If you are not sure about your treatment, the first step is to discuss it frankly with your current doctor. In a good working relationship, it should be possible for either of you to speak your mind in a positive, constructive way. Tell your current doctor you are not satisfied, and ask what she can suggest. Do not be alarmed if she wants time to think about it and consult her own resources; you want the benefit of her best judgment.
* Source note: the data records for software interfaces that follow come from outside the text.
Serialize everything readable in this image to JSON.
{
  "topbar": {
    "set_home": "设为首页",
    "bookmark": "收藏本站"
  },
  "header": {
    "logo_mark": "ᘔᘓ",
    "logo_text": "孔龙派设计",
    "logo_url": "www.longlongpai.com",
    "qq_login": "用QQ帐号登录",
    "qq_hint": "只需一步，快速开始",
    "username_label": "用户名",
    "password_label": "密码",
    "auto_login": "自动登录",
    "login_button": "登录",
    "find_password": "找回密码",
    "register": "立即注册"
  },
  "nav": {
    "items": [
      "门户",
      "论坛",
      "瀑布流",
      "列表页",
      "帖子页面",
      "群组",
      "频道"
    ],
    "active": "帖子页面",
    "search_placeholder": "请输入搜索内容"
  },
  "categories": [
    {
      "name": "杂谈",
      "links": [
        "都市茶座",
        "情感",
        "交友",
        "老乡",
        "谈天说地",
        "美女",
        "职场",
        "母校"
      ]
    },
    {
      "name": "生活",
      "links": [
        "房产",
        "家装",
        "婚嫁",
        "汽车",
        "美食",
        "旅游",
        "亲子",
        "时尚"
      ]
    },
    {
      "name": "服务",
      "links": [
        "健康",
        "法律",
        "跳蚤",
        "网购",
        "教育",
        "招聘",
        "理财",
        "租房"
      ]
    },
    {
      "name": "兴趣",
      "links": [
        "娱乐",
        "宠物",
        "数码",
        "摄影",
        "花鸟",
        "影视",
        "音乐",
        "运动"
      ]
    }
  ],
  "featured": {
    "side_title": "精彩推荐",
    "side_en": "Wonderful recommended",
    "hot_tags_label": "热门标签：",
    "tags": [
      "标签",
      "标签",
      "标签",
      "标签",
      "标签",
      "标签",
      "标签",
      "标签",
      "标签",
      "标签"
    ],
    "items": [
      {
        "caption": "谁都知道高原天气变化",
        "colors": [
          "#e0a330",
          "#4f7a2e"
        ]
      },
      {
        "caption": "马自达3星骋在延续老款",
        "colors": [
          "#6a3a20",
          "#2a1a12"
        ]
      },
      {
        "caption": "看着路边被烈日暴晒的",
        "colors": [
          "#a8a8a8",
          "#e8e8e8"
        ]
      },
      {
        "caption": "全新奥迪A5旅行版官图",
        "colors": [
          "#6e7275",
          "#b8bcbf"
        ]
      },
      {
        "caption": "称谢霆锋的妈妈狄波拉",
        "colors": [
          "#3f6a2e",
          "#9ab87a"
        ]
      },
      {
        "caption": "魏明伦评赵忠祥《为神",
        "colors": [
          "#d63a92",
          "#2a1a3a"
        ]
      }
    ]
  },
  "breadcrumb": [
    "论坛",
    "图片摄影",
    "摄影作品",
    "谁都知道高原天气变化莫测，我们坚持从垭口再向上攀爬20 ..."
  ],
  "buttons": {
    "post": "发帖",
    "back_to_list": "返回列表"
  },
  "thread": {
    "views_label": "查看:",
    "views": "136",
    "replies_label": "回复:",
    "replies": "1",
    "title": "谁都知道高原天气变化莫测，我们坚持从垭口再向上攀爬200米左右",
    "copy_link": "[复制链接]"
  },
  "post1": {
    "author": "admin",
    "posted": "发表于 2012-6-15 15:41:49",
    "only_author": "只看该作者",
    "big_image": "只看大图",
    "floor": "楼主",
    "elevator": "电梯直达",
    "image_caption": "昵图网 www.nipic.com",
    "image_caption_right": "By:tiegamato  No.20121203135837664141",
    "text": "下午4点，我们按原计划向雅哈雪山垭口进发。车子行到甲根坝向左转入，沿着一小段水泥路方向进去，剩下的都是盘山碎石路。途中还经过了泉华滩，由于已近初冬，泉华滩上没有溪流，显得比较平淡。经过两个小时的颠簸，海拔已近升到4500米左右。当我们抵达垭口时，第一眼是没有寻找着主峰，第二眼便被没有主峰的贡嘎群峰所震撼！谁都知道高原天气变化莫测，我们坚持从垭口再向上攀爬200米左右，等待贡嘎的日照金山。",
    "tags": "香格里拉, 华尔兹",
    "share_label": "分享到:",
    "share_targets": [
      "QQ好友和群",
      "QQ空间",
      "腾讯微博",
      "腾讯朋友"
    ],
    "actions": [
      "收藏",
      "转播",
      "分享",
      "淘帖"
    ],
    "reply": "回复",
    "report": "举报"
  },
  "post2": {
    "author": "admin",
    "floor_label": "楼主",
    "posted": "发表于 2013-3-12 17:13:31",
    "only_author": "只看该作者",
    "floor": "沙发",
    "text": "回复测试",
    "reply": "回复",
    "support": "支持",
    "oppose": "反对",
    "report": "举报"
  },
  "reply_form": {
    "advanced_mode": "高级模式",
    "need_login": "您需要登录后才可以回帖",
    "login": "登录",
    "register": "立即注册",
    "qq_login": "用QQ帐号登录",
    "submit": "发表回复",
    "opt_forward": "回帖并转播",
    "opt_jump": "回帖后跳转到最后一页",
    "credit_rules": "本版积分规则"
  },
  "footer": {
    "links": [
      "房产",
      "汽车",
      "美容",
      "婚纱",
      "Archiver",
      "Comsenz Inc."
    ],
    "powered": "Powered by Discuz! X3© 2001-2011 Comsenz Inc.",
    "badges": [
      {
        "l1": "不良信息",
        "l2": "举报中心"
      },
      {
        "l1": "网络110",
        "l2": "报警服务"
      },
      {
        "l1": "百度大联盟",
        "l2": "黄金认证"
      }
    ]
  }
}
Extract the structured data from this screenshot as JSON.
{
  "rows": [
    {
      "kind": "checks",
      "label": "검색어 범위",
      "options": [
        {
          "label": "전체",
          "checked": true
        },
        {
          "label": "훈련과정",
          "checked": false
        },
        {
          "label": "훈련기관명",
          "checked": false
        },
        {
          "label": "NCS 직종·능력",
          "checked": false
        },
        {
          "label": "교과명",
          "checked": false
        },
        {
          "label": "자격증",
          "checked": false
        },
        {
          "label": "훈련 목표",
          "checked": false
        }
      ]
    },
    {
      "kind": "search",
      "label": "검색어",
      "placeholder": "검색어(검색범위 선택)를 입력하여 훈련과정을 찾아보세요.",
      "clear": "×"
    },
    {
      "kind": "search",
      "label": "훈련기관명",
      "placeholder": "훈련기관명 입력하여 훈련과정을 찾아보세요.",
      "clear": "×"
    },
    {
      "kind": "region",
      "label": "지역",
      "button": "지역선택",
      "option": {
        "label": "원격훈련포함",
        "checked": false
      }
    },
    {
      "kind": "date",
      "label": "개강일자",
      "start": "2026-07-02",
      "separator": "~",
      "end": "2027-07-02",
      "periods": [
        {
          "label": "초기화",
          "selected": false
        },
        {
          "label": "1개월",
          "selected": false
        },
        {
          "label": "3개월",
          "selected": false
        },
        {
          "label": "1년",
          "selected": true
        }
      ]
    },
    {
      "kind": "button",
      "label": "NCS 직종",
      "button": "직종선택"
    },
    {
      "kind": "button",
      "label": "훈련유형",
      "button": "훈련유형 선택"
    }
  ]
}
If this does not fix things, the next step is to obtain a second opinion. Second opinions can be very useful, and your current doctor should value a helpful new viewpoint. It is perfectly appropriate for you to ask your current doctor to suggest or call a specialist to get you a second opinion. If you do not want to involve your current doctor, you can find a psychiatric consultant and make an appointment on your own. When you meet with the new psychiatrist, make sure you tell him honestly about your current treatment and make it clear you’re looking for a second opinion on it. If you are considering replacing your current doctor, be up-front with the new doctor, and ask if he thinks it’s merited.